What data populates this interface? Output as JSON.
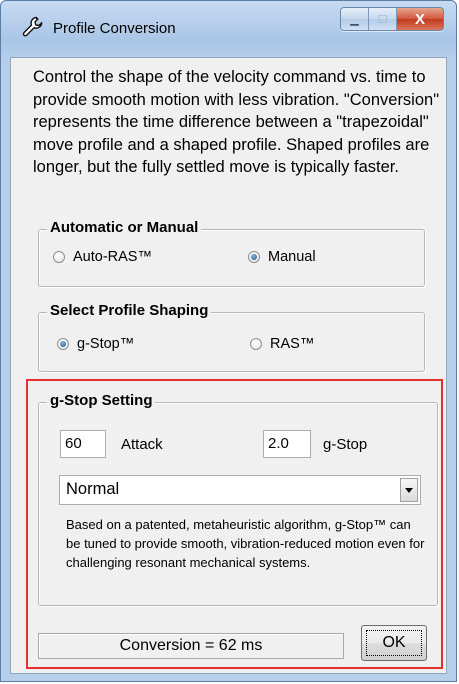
{
  "window": {
    "title": "Profile Conversion",
    "minimize_glyph": "▁",
    "maximize_glyph": "☐",
    "close_glyph": "X"
  },
  "description": "Control the shape of the velocity command vs. time to provide smooth motion with less vibration. \"Conversion\" represents the time difference between a \"trapezoidal\" move profile and a shaped profile. Shaped profiles are longer, but the fully settled move is typically faster.",
  "mode_group": {
    "label": "Automatic or Manual",
    "options": [
      {
        "label": "Auto-RAS™",
        "selected": false
      },
      {
        "label": "Manual",
        "selected": true
      }
    ]
  },
  "shaping_group": {
    "label": "Select Profile Shaping",
    "options": [
      {
        "label": "g-Stop™",
        "selected": true
      },
      {
        "label": "RAS™",
        "selected": false
      }
    ]
  },
  "gstop_group": {
    "label": "g-Stop Setting",
    "attack_value": "60",
    "attack_label": "Attack",
    "gstop_value": "2.0",
    "gstop_label": "g-Stop",
    "preset_value": "Normal",
    "note": "Based on a patented, metaheuristic algorithm, g-Stop™ can be tuned to provide smooth, vibration-reduced motion even for challenging resonant mechanical systems."
  },
  "status": "Conversion = 62 ms",
  "ok_label": "OK",
  "colors": {
    "highlight": "#e53030",
    "title_bar": "#b7cfeb"
  },
  "icons": {
    "title": "wrench-icon"
  }
}
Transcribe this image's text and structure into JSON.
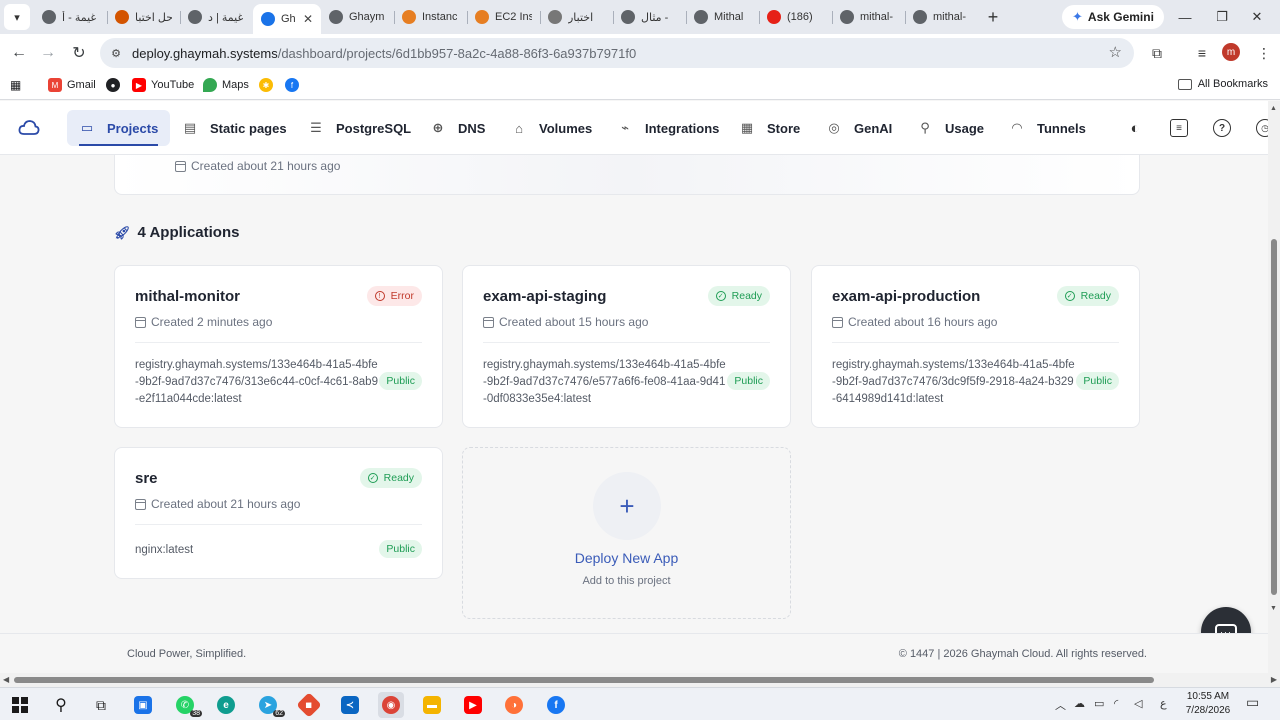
{
  "browser": {
    "tabs": [
      {
        "label": "غيمة - أ",
        "fav": "#5f6368",
        "active": false
      },
      {
        "label": "حل اختبا",
        "fav": "#d35400",
        "active": false
      },
      {
        "label": "غيمة | د",
        "fav": "#5f6368",
        "active": false
      },
      {
        "label": "Gh",
        "fav": "#1a73e8",
        "active": true
      },
      {
        "label": "Ghaym",
        "fav": "#5f6368",
        "active": false
      },
      {
        "label": "Instanc",
        "fav": "#e67e22",
        "active": false
      },
      {
        "label": "EC2 Ins",
        "fav": "#e67e22",
        "active": false
      },
      {
        "label": "اختبار",
        "fav": "#777777",
        "active": false
      },
      {
        "label": "مثال -",
        "fav": "#5f6368",
        "active": false
      },
      {
        "label": "Mithal",
        "fav": "#5f6368",
        "active": false
      },
      {
        "label": "(186)",
        "fav": "#e62117",
        "active": false
      },
      {
        "label": "mithal-",
        "fav": "#5f6368",
        "active": false
      },
      {
        "label": "mithal-",
        "fav": "#5f6368",
        "active": false
      }
    ],
    "active_tab_close": "✕",
    "new_tab": "+",
    "ask_gemini": "Ask Gemini",
    "url_host": "deploy.ghaymah.systems",
    "url_path": "/dashboard/projects/6d1bb957-8a2c-4a88-86f3-6a937b7971f0",
    "profile_initial": "m",
    "bookmarks": [
      {
        "label": "Gmail",
        "color": "#ea4335"
      },
      {
        "label": "",
        "color": "#202124"
      },
      {
        "label": "YouTube",
        "color": "#ff0000"
      },
      {
        "label": "Maps",
        "color": "#34a853"
      },
      {
        "label": "",
        "color": "#fbbc05"
      },
      {
        "label": "",
        "color": "#1877f2"
      }
    ],
    "all_bookmarks": "All Bookmarks"
  },
  "app": {
    "nav": [
      {
        "label": "Projects",
        "icon": "folder-icon",
        "active": true
      },
      {
        "label": "Static pages",
        "icon": "file-icon",
        "active": false
      },
      {
        "label": "PostgreSQL",
        "icon": "database-icon",
        "active": false
      },
      {
        "label": "DNS",
        "icon": "globe-icon",
        "active": false
      },
      {
        "label": "Volumes",
        "icon": "drive-icon",
        "active": false
      },
      {
        "label": "Integrations",
        "icon": "plug-icon",
        "active": false
      },
      {
        "label": "Store",
        "icon": "store-icon",
        "active": false
      },
      {
        "label": "GenAI",
        "icon": "brain-icon",
        "active": false
      },
      {
        "label": "Usage",
        "icon": "pin-icon",
        "active": false
      },
      {
        "label": "Tunnels",
        "icon": "tunnel-icon",
        "active": false
      }
    ],
    "project_created": "Created about 21 hours ago",
    "apps_heading": "4 Applications",
    "applications": [
      {
        "name": "mithal-monitor",
        "status": "Error",
        "status_type": "error",
        "created": "Created 2 minutes ago",
        "image": "registry.ghaymah.systems/133e464b-41a5-4bfe-9b2f-9ad7d37c7476/313e6c44-c0cf-4c61-8ab9-e2f11a044cde:latest",
        "visibility": "Public"
      },
      {
        "name": "exam-api-staging",
        "status": "Ready",
        "status_type": "ok",
        "created": "Created about 15 hours ago",
        "image": "registry.ghaymah.systems/133e464b-41a5-4bfe-9b2f-9ad7d37c7476/e577a6f6-fe08-41aa-9d41-0df0833e35e4:latest",
        "visibility": "Public"
      },
      {
        "name": "exam-api-production",
        "status": "Ready",
        "status_type": "ok",
        "created": "Created about 16 hours ago",
        "image": "registry.ghaymah.systems/133e464b-41a5-4bfe-9b2f-9ad7d37c7476/3dc9f5f9-2918-4a24-b329-6414989d141d:latest",
        "visibility": "Public"
      },
      {
        "name": "sre",
        "status": "Ready",
        "status_type": "ok",
        "created": "Created about 21 hours ago",
        "image": "nginx:latest",
        "visibility": "Public"
      }
    ],
    "deploy": {
      "title": "Deploy New App",
      "subtitle": "Add to this project"
    },
    "footer_left": "Cloud Power, Simplified.",
    "footer_right": "© 1447 | 2026 Ghaymah Cloud. All rights reserved."
  },
  "taskbar": {
    "whatsapp_count": "38",
    "telegram_count": "62",
    "lang": "ع",
    "time": "10:55 AM",
    "date": "7/28/2026"
  }
}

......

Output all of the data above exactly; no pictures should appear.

What data populates this interface? Output as JSON.
{
  "window": {
    "title": "Profile Conversion",
    "minimize_glyph": "▁",
    "maximize_glyph": "☐",
    "close_glyph": "X"
  },
  "description": "Control the shape of the velocity command vs. time to provide smooth motion with less vibration. \"Conversion\" represents the time difference between a \"trapezoidal\" move profile and a shaped profile. Shaped profiles are longer, but the fully settled move is typically faster.",
  "mode_group": {
    "label": "Automatic or Manual",
    "options": [
      {
        "label": "Auto-RAS™",
        "selected": false
      },
      {
        "label": "Manual",
        "selected": true
      }
    ]
  },
  "shaping_group": {
    "label": "Select Profile Shaping",
    "options": [
      {
        "label": "g-Stop™",
        "selected": true
      },
      {
        "label": "RAS™",
        "selected": false
      }
    ]
  },
  "gstop_group": {
    "label": "g-Stop Setting",
    "attack_value": "60",
    "attack_label": "Attack",
    "gstop_value": "2.0",
    "gstop_label": "g-Stop",
    "preset_value": "Normal",
    "note": "Based on a patented, metaheuristic algorithm, g-Stop™ can be tuned to provide smooth, vibration-reduced motion even for challenging resonant mechanical systems."
  },
  "status": "Conversion = 62 ms",
  "ok_label": "OK",
  "colors": {
    "highlight": "#e53030",
    "title_bar": "#b7cfeb"
  },
  "icons": {
    "title": "wrench-icon"
  }
}
Transcribe this image's text and structure into JSON.
{
  "browser": {
    "tabs": [
      {
        "label": "غيمة - أ",
        "fav": "#5f6368",
        "active": false
      },
      {
        "label": "حل اختبا",
        "fav": "#d35400",
        "active": false
      },
      {
        "label": "غيمة | د",
        "fav": "#5f6368",
        "active": false
      },
      {
        "label": "Gh",
        "fav": "#1a73e8",
        "active": true
      },
      {
        "label": "Ghaym",
        "fav": "#5f6368",
        "active": false
      },
      {
        "label": "Instanc",
        "fav": "#e67e22",
        "active": false
      },
      {
        "label": "EC2 Ins",
        "fav": "#e67e22",
        "active": false
      },
      {
        "label": "اختبار",
        "fav": "#777777",
        "active": false
      },
      {
        "label": "مثال -",
        "fav": "#5f6368",
        "active": false
      },
      {
        "label": "Mithal",
        "fav": "#5f6368",
        "active": false
      },
      {
        "label": "(186)",
        "fav": "#e62117",
        "active": false
      },
      {
        "label": "mithal-",
        "fav": "#5f6368",
        "active": false
      },
      {
        "label": "mithal-",
        "fav": "#5f6368",
        "active": false
      }
    ],
    "active_tab_close": "✕",
    "new_tab": "+",
    "ask_gemini": "Ask Gemini",
    "url_host": "deploy.ghaymah.systems",
    "url_path": "/dashboard/projects/6d1bb957-8a2c-4a88-86f3-6a937b7971f0",
    "profile_initial": "m",
    "bookmarks": [
      {
        "label": "Gmail",
        "color": "#ea4335"
      },
      {
        "label": "",
        "color": "#202124"
      },
      {
        "label": "YouTube",
        "color": "#ff0000"
      },
      {
        "label": "Maps",
        "color": "#34a853"
      },
      {
        "label": "",
        "color": "#fbbc05"
      },
      {
        "label": "",
        "color": "#1877f2"
      }
    ],
    "all_bookmarks": "All Bookmarks"
  },
  "app": {
    "nav": [
      {
        "label": "Projects",
        "icon": "folder-icon",
        "active": true
      },
      {
        "label": "Static pages",
        "icon": "file-icon",
        "active": false
      },
      {
        "label": "PostgreSQL",
        "icon": "database-icon",
        "active": false
      },
      {
        "label": "DNS",
        "icon": "globe-icon",
        "active": false
      },
      {
        "label": "Volumes",
        "icon": "drive-icon",
        "active": false
      },
      {
        "label": "Integrations",
        "icon": "plug-icon",
        "active": false
      },
      {
        "label": "Store",
        "icon": "store-icon",
        "active": false
      },
      {
        "label": "GenAI",
        "icon": "brain-icon",
        "active": false
      },
      {
        "label": "Usage",
        "icon": "pin-icon",
        "active": false
      },
      {
        "label": "Tunnels",
        "icon": "tunnel-icon",
        "active": false
      }
    ],
    "project_created": "Created about 21 hours ago",
    "apps_heading": "4 Applications",
    "applications": [
      {
        "name": "mithal-monitor",
        "status": "Error",
        "status_type": "error",
        "created": "Created 2 minutes ago",
        "image": "registry.ghaymah.systems/133e464b-41a5-4bfe-9b2f-9ad7d37c7476/313e6c44-c0cf-4c61-8ab9-e2f11a044cde:latest",
        "visibility": "Public"
      },
      {
        "name": "exam-api-staging",
        "status": "Ready",
        "status_type": "ok",
        "created": "Created about 15 hours ago",
        "image": "registry.ghaymah.systems/133e464b-41a5-4bfe-9b2f-9ad7d37c7476/e577a6f6-fe08-41aa-9d41-0df0833e35e4:latest",
        "visibility": "Public"
      },
      {
        "name": "exam-api-production",
        "status": "Ready",
        "status_type": "ok",
        "created": "Created about 16 hours ago",
        "image": "registry.ghaymah.systems/133e464b-41a5-4bfe-9b2f-9ad7d37c7476/3dc9f5f9-2918-4a24-b329-6414989d141d:latest",
        "visibility": "Public"
      },
      {
        "name": "sre",
        "status": "Ready",
        "status_type": "ok",
        "created": "Created about 21 hours ago",
        "image": "nginx:latest",
        "visibility": "Public"
      }
    ],
    "deploy": {
      "title": "Deploy New App",
      "subtitle": "Add to this project"
    },
    "footer_left": "Cloud Power, Simplified.",
    "footer_right": "© 1447 | 2026 Ghaymah Cloud. All rights reserved."
  },
  "taskbar": {
    "whatsapp_count": "38",
    "telegram_count": "62",
    "lang": "ع",
    "time": "10:55 AM",
    "date": "7/28/2026"
  }
}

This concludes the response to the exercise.